1. Qualify each lead

2. Determine exactly which products and services they were most interested in

3. Discover what was their most important buying criteria

The questionnaire generated an 18% response.

We then ranked prospects into seven different tiers, based on what they told us. And began marketing to them in seven different targeted ways.

We also asked prospects how they wanted to hear from us — direct mail, e-mail, by telephone. And we honored their request.

The result was a highly successful campaign, where prospects received only the information from us that they requested, based on not just permission, but active participation.

By the way, questionnaires are an excellent first step in Participation Marketing. For a complete discussion on how and when to use them, please see "The Art of the Questionnaire" a recent article posted at


The 5 Principles of Participation Marketing

1. You really know your customers

You want to make sure you maintain an accurate and up-to-date database. At the very minimum, you want to know their purchase history and how long they’ve been a customer.

If you don’t know, you ask them.

Harvey MacKay, author and owner of a large envelope company, requires his salespeople to complete a 66-question profile of each and every customer.

They don’t do it all at once; but over time, they get to know each customer, their likes and dislikes, their goals and exactly what they want and expect from a supplier.

2. You generate feedback at every opportunity

You may start with a one-time questionnaire; or you may want to create an ongoing customer satisfaction survey.

Your goal is to use every interaction with a customer; every sale or every experience; as an opportunity to learn. Not only about how they feel about you. But also more about them.

3. You involve customers and prospects as much as possible.

Interaction is the key to Participation Marketing. When you buy a computer from Dell, you decide how much memory it has, and how fast you want to function. You pick all the accessories.

You become the designer, the manufacturer, and even the salesperson.

That’s one reason why Dell sells more computers than IBM.

4. You market on their schedule -- not yours.

The diaper companies do it best, with their programs for new mothers. They give them coupons when they return home from the hospital, and then they follow up a couple of months later.

The reason — at that point, the baby needs a larger size diaper.

Too many strategies are company-focused or product-focused strategies, rather than customer-focused.

5. You make them feel vested in your success.

Participation Marketing means letting your customers know your reasons for doing things, your future plans, perhaps even your profitability.

You don’t only want them to buy your products, you want them to root for you. Because it’s in their interest to do so.

The Future of Participation Marketing

For over 40 years, people sat and simply listened to the radio. By turning it on, they gave advertisers "permission" to talk to them.

Today, the most popular radio programs aren’t just shows you listen to. They’re programs you can call and talk to. "Talk Radio" predominates.

And that’s another example of Participation Marketing

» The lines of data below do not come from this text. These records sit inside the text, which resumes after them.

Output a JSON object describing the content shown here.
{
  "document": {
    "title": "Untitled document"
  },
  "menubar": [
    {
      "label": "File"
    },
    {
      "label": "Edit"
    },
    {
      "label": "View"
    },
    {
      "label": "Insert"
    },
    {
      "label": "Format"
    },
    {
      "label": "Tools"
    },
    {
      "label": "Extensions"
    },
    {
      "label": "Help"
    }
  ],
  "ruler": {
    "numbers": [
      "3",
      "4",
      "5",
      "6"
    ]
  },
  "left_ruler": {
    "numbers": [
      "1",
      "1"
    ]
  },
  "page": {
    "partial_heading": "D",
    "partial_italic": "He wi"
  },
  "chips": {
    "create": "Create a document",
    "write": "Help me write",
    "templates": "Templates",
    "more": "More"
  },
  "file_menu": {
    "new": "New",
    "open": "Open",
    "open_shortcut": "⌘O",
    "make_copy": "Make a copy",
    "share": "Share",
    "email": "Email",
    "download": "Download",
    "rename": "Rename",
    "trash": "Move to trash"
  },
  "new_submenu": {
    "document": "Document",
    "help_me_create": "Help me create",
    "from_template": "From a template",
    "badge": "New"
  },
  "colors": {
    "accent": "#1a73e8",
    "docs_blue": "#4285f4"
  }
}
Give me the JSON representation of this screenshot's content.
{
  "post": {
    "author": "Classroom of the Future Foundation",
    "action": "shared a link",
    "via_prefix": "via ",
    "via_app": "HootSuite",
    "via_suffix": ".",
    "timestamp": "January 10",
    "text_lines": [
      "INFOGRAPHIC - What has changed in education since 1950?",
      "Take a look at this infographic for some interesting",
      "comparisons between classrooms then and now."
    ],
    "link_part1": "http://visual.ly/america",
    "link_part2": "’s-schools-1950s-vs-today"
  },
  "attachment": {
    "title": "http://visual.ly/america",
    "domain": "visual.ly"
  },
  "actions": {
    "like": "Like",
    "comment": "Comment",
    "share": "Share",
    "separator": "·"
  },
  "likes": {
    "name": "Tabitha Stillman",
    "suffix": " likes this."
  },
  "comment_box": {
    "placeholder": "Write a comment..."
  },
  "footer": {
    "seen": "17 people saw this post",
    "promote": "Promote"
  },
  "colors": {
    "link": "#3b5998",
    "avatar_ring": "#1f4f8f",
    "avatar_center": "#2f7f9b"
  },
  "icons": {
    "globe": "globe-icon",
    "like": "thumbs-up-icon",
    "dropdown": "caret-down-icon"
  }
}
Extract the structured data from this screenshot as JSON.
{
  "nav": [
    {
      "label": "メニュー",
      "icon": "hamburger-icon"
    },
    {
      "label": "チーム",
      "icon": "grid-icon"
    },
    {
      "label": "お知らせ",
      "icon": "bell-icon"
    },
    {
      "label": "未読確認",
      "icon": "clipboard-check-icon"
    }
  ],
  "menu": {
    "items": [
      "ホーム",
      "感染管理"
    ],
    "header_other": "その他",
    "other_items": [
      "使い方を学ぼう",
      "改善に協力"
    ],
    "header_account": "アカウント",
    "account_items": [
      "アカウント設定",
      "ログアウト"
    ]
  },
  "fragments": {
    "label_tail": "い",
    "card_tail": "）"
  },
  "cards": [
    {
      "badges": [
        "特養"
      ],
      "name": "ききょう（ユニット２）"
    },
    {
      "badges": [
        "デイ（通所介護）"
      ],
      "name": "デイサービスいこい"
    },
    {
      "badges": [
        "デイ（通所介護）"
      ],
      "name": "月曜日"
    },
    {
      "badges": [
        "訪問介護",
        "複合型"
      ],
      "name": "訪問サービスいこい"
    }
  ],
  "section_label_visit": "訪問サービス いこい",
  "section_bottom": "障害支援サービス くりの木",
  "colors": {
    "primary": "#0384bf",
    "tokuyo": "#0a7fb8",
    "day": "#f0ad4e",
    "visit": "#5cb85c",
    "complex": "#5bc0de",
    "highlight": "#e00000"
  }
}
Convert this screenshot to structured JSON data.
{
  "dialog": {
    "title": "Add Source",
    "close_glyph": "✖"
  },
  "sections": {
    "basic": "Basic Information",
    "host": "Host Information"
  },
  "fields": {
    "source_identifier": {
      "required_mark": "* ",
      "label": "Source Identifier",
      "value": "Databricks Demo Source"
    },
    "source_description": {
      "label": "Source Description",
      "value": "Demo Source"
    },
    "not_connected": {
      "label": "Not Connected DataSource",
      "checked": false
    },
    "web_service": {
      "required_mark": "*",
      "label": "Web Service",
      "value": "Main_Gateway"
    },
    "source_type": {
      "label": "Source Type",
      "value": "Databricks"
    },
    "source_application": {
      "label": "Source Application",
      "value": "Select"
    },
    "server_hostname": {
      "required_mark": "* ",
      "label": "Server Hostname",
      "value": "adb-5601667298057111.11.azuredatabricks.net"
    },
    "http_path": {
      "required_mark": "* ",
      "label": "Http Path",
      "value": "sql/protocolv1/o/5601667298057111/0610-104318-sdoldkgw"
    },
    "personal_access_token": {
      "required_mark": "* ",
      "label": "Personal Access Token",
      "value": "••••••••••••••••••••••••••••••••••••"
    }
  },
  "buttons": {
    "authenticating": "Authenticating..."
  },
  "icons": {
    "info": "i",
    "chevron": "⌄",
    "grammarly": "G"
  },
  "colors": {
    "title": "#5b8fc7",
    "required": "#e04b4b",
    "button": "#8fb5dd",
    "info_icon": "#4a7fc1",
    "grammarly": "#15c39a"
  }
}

But it goes even further than that. Participation Marketing may be a powerful tool for selling what you have. But it may be even more important in determining what you should sell.

My company began doing e-mail marketing because my clients urged me to. Several of them told me, "We’re starting to do a lot of it. And we’d love for you to be involved."

The highest level of Participation Marketing is when your customers

become actively involved in helping you develop new products and services, because they prefer to do business with you.


Back to First Page of Recent Publications


© Alan Rosenspan & Associates
5 Post Office Square
Sharon, MA 02067
Phone: 781-784-8283